ASSIGNED TASK — Without the pictures, give the entries below again exactly as written.

INFORMATION GIVEN —
---
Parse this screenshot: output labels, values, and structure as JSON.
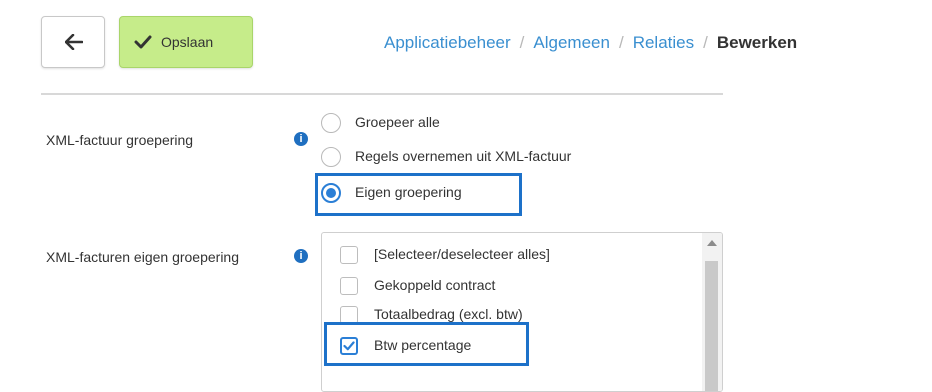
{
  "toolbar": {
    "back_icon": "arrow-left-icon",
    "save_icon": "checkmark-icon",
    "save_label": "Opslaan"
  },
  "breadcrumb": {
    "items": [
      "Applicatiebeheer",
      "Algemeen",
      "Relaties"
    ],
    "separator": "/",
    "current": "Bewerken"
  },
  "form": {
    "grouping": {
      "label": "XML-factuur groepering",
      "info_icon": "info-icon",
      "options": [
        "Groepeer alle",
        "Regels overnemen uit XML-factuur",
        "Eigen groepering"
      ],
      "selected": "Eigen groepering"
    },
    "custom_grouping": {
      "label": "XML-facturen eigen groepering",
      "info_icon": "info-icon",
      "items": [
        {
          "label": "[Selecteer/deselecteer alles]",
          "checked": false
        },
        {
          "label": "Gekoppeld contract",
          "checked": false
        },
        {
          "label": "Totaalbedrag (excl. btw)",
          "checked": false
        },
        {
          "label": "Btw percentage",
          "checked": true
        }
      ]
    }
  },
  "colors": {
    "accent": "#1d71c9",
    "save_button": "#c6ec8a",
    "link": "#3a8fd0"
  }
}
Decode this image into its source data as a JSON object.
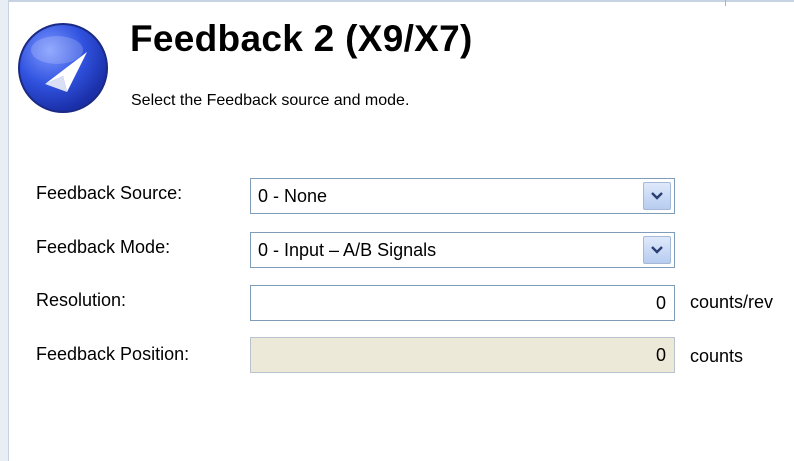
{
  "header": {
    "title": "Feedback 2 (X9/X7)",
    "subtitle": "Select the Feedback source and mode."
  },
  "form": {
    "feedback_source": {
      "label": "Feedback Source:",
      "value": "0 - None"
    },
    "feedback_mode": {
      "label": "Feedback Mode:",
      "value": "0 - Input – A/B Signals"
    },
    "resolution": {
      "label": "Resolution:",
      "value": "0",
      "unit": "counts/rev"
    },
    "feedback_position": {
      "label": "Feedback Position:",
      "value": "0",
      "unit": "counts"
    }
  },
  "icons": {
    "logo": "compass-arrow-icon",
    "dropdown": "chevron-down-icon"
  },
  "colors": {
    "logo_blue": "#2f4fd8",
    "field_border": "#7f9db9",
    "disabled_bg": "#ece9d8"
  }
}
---
REPLY —
Parse this screenshot: output labels, values, and structure as JSON.
{
  "toolbar": {
    "back_icon": "arrow-left-icon",
    "save_icon": "checkmark-icon",
    "save_label": "Opslaan"
  },
  "breadcrumb": {
    "items": [
      "Applicatiebeheer",
      "Algemeen",
      "Relaties"
    ],
    "separator": "/",
    "current": "Bewerken"
  },
  "form": {
    "grouping": {
      "label": "XML-factuur groepering",
      "info_icon": "info-icon",
      "options": [
        "Groepeer alle",
        "Regels overnemen uit XML-factuur",
        "Eigen groepering"
      ],
      "selected": "Eigen groepering"
    },
    "custom_grouping": {
      "label": "XML-facturen eigen groepering",
      "info_icon": "info-icon",
      "items": [
        {
          "label": "[Selecteer/deselecteer alles]",
          "checked": false
        },
        {
          "label": "Gekoppeld contract",
          "checked": false
        },
        {
          "label": "Totaalbedrag (excl. btw)",
          "checked": false
        },
        {
          "label": "Btw percentage",
          "checked": true
        }
      ]
    }
  },
  "colors": {
    "accent": "#1d71c9",
    "save_button": "#c6ec8a",
    "link": "#3a8fd0"
  }
}
Decode this image into its source data as a JSON object.
{
  "header": {
    "title": "Feedback 2 (X9/X7)",
    "subtitle": "Select the Feedback source and mode."
  },
  "form": {
    "feedback_source": {
      "label": "Feedback Source:",
      "value": "0 - None"
    },
    "feedback_mode": {
      "label": "Feedback Mode:",
      "value": "0 - Input – A/B Signals"
    },
    "resolution": {
      "label": "Resolution:",
      "value": "0",
      "unit": "counts/rev"
    },
    "feedback_position": {
      "label": "Feedback Position:",
      "value": "0",
      "unit": "counts"
    }
  },
  "icons": {
    "logo": "compass-arrow-icon",
    "dropdown": "chevron-down-icon"
  },
  "colors": {
    "logo_blue": "#2f4fd8",
    "field_border": "#7f9db9",
    "disabled_bg": "#ece9d8"
  }
}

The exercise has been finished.